- Author of Waller's manuscript rewarded for helping feds (1/13/18)
- Police: Man dies from self-inflicted gunshot after standoff in south Cape (1/14/18)3
- Here's what's being built next to Chick-fil-A in Cape (1/18/18)1
- Word to your superintendent: Glass rocks Vanilla Ice parody to announce cancellation (1/13/18)3
- Jackson Area Chamber of Commerce recognizes commitment to community at annual awards banquet (1/13/18)
- Church, businesses set up pop-up homeless shelter as winter storm approaches (1/12/18)1
- City of Oran water rates violate state law, auditors find; report details financial-management problems (1/13/18)2
- Poultry in motion: 4-H participants take first in nation with barbecue skills (1/13/18)1
- Cape man wins Scratchers lottery top prize (1/12/18)
- 3 mayor candidates in Scott City; former mayor Porch files for council seat (1/18/18)

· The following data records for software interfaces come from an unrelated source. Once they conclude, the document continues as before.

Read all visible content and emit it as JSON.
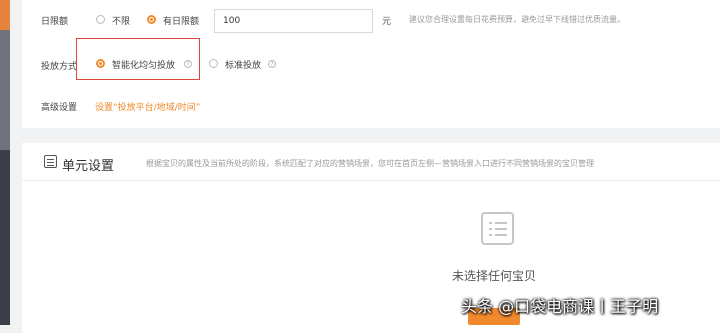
{
  "budget": {
    "label": "日限额",
    "option_unlimited": "不限",
    "option_daily": "有日限额",
    "input_value": "100",
    "unit": "元",
    "tip": "建议您合理设置每日花费预算，避免过早下线错过优质流量。"
  },
  "delivery": {
    "label": "投放方式",
    "option_smart": "智能化均匀投放",
    "option_standard": "标准投放"
  },
  "advanced": {
    "label": "高级设置",
    "link": "设置“投放平台/地域/时间”"
  },
  "unit_section": {
    "title": "单元设置",
    "description": "根据宝贝的属性及当前所处的阶段，系统匹配了对应的营销场景，您可在首页左侧—营销场景入口进行不同营销场景的宝贝管理",
    "empty_text": "未选择任何宝贝"
  },
  "watermark": "头条 @口袋电商课丨王子明",
  "colors": {
    "accent": "#f08a2c",
    "highlight_box": "#e0483d"
  },
  "icons": {
    "help": "question-circle-icon",
    "section": "list-document-icon",
    "empty": "list-document-icon"
  }
}
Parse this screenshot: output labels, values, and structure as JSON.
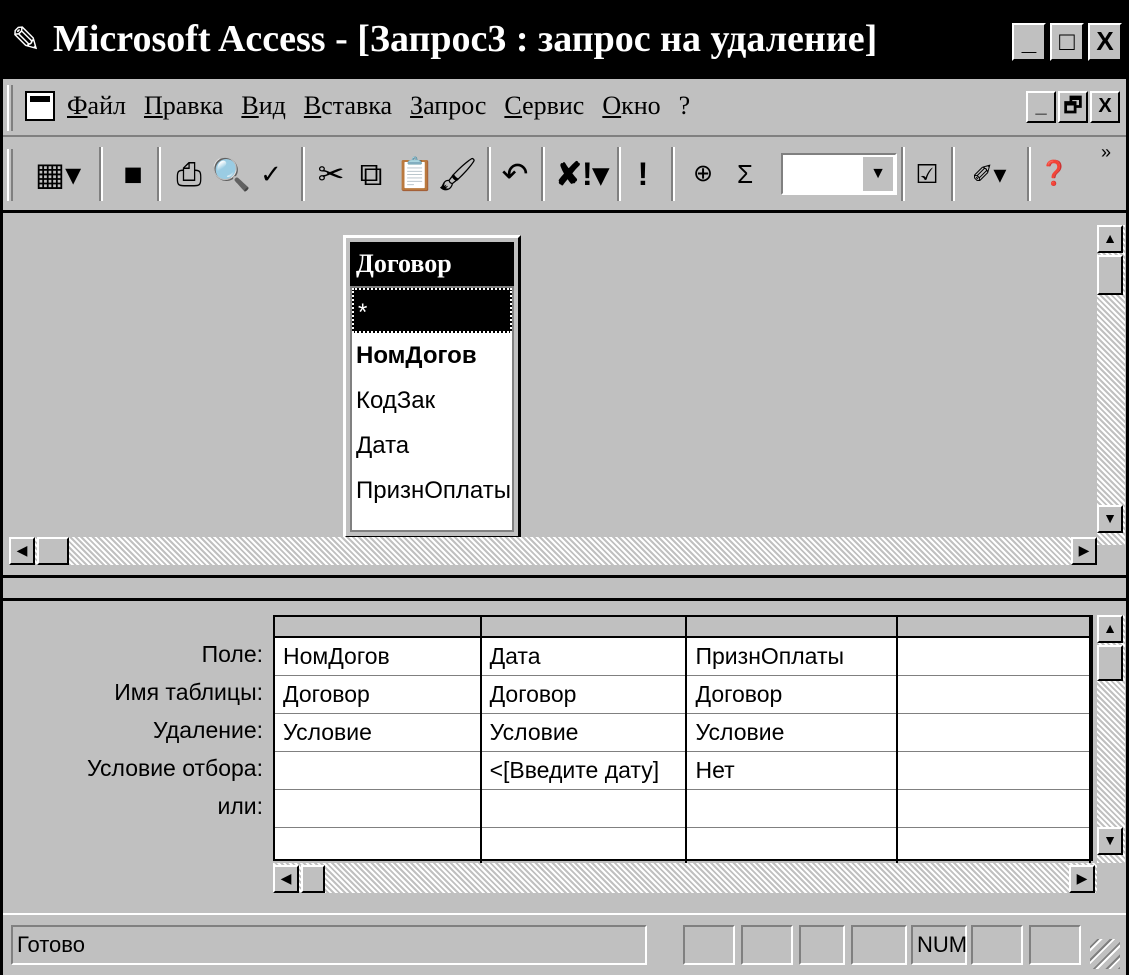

Heat risk in jail causes inmate move
BALTIMORE -- Medical screenings ordered by a federal judge resulted Friday in 112 women being declared at risk for health problems at a sweltering Baltimore jail.
Some women were immediately moved into the facility's air-conditioned units. To comply with a court order, others were to be relocated later as the jail scrambled to install extra air conditioners.
U.S. District Judge Andre Davis on Friday ordered screenings for hundreds of inmates at the Women's Detention Center as attorneys argued that excessive heat made the old, poorly ventilated facility dangerous.
Temperatures in the jail, built in 1859, have reached 110 degrees this summer.